## Goal of the exercise:
I need each line of the entries below that includes the string "desc".

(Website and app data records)

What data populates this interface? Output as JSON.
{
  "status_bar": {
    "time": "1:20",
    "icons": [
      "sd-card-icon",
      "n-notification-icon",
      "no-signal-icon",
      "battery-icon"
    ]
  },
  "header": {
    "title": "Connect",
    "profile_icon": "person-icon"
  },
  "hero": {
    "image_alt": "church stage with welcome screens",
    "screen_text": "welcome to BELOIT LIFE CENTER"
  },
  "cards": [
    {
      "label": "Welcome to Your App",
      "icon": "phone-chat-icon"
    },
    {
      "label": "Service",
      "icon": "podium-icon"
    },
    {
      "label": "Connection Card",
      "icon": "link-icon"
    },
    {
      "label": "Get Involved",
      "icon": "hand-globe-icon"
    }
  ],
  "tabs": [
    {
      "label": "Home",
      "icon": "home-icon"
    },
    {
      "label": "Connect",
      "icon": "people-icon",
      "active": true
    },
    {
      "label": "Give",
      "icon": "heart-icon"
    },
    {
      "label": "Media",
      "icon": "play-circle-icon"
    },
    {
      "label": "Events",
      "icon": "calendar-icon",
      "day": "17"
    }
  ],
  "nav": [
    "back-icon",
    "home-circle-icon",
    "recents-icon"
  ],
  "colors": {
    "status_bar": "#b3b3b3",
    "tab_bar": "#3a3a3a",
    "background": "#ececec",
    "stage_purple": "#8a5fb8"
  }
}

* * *

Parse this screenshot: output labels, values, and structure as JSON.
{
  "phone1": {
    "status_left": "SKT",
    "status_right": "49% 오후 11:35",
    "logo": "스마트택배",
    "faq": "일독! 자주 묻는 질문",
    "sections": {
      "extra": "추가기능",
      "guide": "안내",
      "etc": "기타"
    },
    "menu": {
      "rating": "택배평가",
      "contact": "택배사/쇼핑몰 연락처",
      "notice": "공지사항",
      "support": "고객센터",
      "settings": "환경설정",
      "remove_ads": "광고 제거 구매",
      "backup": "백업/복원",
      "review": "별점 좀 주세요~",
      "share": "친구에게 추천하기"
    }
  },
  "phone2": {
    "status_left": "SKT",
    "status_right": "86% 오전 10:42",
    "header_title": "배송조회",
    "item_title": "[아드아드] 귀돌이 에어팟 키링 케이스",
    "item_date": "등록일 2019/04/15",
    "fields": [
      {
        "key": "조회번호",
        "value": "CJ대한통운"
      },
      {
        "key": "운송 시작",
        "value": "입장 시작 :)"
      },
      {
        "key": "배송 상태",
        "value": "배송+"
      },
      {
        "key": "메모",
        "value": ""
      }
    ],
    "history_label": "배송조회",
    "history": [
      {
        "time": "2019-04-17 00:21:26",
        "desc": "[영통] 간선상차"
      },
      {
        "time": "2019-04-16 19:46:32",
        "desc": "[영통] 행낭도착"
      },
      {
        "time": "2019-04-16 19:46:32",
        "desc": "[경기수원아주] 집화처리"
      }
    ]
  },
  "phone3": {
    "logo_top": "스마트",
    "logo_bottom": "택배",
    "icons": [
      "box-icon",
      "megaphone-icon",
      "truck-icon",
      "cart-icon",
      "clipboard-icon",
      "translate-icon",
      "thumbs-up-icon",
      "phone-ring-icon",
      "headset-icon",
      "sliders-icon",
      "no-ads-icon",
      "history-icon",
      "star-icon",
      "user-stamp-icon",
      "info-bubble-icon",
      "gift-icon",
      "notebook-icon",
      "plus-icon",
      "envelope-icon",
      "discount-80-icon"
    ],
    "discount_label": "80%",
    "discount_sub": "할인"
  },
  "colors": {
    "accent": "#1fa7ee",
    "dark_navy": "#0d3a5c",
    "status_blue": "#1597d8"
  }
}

## Response box:
        "desc": "[영통] 간선상차"
        "desc": "[영통] 행낭도착"
        "desc": "[경기수원아주] 집화처리"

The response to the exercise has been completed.